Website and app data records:
__________________________________________________
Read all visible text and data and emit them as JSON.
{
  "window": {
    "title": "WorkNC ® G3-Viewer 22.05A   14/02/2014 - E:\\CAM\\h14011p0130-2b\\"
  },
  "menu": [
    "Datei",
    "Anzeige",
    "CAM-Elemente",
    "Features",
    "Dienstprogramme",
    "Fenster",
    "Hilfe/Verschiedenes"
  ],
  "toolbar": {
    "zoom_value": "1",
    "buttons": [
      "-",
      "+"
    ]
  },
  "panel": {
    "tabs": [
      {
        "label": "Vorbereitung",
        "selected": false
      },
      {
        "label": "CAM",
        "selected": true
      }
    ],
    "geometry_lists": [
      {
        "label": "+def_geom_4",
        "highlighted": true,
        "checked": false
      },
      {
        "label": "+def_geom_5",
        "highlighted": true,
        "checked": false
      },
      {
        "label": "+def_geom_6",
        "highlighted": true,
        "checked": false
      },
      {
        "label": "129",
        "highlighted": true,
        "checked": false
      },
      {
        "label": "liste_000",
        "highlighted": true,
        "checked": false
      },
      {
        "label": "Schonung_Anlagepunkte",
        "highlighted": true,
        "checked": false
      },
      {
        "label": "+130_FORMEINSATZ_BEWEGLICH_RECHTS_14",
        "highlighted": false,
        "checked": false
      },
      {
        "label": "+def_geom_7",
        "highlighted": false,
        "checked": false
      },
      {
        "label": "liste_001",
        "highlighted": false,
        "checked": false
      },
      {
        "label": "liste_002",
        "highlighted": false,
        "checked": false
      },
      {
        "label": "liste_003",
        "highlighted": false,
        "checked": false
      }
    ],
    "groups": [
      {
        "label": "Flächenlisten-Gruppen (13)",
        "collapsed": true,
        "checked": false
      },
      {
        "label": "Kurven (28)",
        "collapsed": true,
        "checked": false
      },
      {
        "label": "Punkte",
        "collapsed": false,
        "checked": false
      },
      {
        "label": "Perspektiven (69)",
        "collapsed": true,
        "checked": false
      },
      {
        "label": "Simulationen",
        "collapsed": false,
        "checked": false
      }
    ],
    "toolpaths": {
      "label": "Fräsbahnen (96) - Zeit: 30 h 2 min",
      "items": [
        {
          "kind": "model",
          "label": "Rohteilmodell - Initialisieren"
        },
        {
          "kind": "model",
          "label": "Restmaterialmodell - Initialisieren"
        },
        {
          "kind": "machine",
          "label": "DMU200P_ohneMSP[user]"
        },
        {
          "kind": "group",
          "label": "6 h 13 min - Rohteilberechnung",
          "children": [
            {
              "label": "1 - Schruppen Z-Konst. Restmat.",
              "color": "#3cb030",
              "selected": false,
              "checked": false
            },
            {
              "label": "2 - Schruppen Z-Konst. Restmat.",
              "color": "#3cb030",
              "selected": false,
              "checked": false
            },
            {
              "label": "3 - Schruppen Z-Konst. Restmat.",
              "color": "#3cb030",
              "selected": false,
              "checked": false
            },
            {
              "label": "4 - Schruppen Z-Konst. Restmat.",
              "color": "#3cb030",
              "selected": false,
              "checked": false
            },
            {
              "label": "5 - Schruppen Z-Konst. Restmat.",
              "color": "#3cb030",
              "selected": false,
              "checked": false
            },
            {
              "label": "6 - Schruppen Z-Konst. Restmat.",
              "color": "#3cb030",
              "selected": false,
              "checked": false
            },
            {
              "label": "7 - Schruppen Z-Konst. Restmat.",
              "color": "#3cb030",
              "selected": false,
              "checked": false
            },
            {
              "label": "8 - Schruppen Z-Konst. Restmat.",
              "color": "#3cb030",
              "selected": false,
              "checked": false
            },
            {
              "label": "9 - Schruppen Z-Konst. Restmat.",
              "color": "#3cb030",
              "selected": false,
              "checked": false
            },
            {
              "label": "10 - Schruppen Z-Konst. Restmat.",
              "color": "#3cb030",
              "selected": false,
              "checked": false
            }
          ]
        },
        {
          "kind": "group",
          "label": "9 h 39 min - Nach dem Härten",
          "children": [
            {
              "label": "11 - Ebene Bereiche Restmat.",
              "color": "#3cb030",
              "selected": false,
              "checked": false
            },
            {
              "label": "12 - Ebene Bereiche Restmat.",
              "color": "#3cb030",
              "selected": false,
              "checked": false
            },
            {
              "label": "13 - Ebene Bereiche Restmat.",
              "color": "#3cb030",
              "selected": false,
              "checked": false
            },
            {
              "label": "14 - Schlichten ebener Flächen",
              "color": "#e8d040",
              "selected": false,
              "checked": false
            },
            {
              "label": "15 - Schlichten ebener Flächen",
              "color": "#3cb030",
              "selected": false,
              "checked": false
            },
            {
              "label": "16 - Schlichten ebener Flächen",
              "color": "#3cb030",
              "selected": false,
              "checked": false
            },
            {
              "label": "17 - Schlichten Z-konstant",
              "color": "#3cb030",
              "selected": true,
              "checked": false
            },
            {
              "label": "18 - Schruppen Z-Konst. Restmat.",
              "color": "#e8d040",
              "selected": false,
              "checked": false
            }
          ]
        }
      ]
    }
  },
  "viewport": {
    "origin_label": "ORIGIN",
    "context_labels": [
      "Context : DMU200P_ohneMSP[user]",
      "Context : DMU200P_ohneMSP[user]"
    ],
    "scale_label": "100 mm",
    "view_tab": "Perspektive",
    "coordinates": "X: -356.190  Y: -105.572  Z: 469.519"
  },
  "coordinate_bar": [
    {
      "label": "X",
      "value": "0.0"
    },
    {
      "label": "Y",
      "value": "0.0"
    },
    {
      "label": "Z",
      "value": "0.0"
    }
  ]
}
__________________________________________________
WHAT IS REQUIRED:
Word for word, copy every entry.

ANSWER TO THE EXERCISE:
Read all visible text and data and emit them as JSON.
{
  "window": {
    "title": "WorkNC ® G3-Viewer 22.05A   14/02/2014 - E:\\CAM\\h14011p0130-2b\\"
  },
  "menu": [
    "Datei",
    "Anzeige",
    "CAM-Elemente",
    "Features",
    "Dienstprogramme",
    "Fenster",
    "Hilfe/Verschiedenes"
  ],
  "toolbar": {
    "zoom_value": "1",
    "buttons": [
      "-",
      "+"
    ]
  },
  "panel": {
    "tabs": [
      {
        "label": "Vorbereitung",
        "selected": false
      },
      {
        "label": "CAM",
        "selected": true
      }
    ],
    "geometry_lists": [
      {
        "label": "+def_geom_4",
        "highlighted": true,
        "checked": false
      },
      {
        "label": "+def_geom_5",
        "highlighted": true,
        "checked": false
      },
      {
        "label": "+def_geom_6",
        "highlighted": true,
        "checked": false
      },
      {
        "label": "129",
        "highlighted": true,
        "checked": false
      },
      {
        "label": "liste_000",
        "highlighted": true,
        "checked": false
      },
      {
        "label": "Schonung_Anlagepunkte",
        "highlighted": true,
        "checked": false
      },
      {
        "label": "+130_FORMEINSATZ_BEWEGLICH_RECHTS_14",
        "highlighted": false,
        "checked": false
      },
      {
        "label": "+def_geom_7",
        "highlighted": false,
        "checked": false
      },
      {
        "label": "liste_001",
        "highlighted": false,
        "checked": false
      },
      {
        "label": "liste_002",
        "highlighted": false,
        "checked": false
      },
      {
        "label": "liste_003",
        "highlighted": false,
        "checked": false
      }
    ],
    "groups": [
      {
        "label": "Flächenlisten-Gruppen (13)",
        "collapsed": true,
        "checked": false
      },
      {
        "label": "Kurven (28)",
        "collapsed": true,
        "checked": false
      },
      {
        "label": "Punkte",
        "collapsed": false,
        "checked": false
      },
      {
        "label": "Perspektiven (69)",
        "collapsed": true,
        "checked": false
      },
      {
        "label": "Simulationen",
        "collapsed": false,
        "checked": false
      }
    ],
    "toolpaths": {
      "label": "Fräsbahnen (96) - Zeit: 30 h 2 min",
      "items": [
        {
          "kind": "model",
          "label": "Rohteilmodell - Initialisieren"
        },
        {
          "kind": "model",
          "label": "Restmaterialmodell - Initialisieren"
        },
        {
          "kind": "machine",
          "label": "DMU200P_ohneMSP[user]"
        },
        {
          "kind": "group",
          "label": "6 h 13 min - Rohteilberechnung",
          "children": [
            {
              "label": "1 - Schruppen Z-Konst. Restmat.",
              "color": "#3cb030",
              "selected": false,
              "checked": false
            },
            {
              "label": "2 - Schruppen Z-Konst. Restmat.",
              "color": "#3cb030",
              "selected": false,
              "checked": false
            },
            {
              "label": "3 - Schruppen Z-Konst. Restmat.",
              "color": "#3cb030",
              "selected": false,
              "checked": false
            },
            {
              "label": "4 - Schruppen Z-Konst. Restmat.",
              "color": "#3cb030",
              "selected": false,
              "checked": false
            },
            {
              "label": "5 - Schruppen Z-Konst. Restmat.",
              "color": "#3cb030",
              "selected": false,
              "checked": false
            },
            {
              "label": "6 - Schruppen Z-Konst. Restmat.",
              "color": "#3cb030",
              "selected": false,
              "checked": false
            },
            {
              "label": "7 - Schruppen Z-Konst. Restmat.",
              "color": "#3cb030",
              "selected": false,
              "checked": false
            },
            {
              "label": "8 - Schruppen Z-Konst. Restmat.",
              "color": "#3cb030",
              "selected": false,
              "checked": false
            },
            {
              "label": "9 - Schruppen Z-Konst. Restmat.",
              "color": "#3cb030",
              "selected": false,
              "checked": false
            },
            {
              "label": "10 - Schruppen Z-Konst. Restmat.",
              "color": "#3cb030",
              "selected": false,
              "checked": false
            }
          ]
        },
        {
          "kind": "group",
          "label": "9 h 39 min - Nach dem Härten",
          "children": [
            {
              "label": "11 - Ebene Bereiche Restmat.",
              "color": "#3cb030",
              "selected": false,
              "checked": false
            },
            {
              "label": "12 - Ebene Bereiche Restmat.",
              "color": "#3cb030",
              "selected": false,
              "checked": false
            },
            {
              "label": "13 - Ebene Bereiche Restmat.",
              "color": "#3cb030",
              "selected": false,
              "checked": false
            },
            {
              "label": "14 - Schlichten ebener Flächen",
              "color": "#e8d040",
              "selected": false,
              "checked": false
            },
            {
              "label": "15 - Schlichten ebener Flächen",
              "color": "#3cb030",
              "selected": false,
              "checked": false
            },
            {
              "label": "16 - Schlichten ebener Flächen",
              "color": "#3cb030",
              "selected": false,
              "checked": false
            },
            {
              "label": "17 - Schlichten Z-konstant",
              "color": "#3cb030",
              "selected": true,
              "checked": false
            },
            {
              "label": "18 - Schruppen Z-Konst. Restmat.",
              "color": "#e8d040",
              "selected": false,
              "checked": false
            }
          ]
        }
      ]
    }
  },
  "viewport": {
    "origin_label": "ORIGIN",
    "context_labels": [
      "Context : DMU200P_ohneMSP[user]",
      "Context : DMU200P_ohneMSP[user]"
    ],
    "scale_label": "100 mm",
    "view_tab": "Perspektive",
    "coordinates": "X: -356.190  Y: -105.572  Z: 469.519"
  },
  "coordinate_bar": [
    {
      "label": "X",
      "value": "0.0"
    },
    {
      "label": "Y",
      "value": "0.0"
    },
    {
      "label": "Z",
      "value": "0.0"
    }
  ]
}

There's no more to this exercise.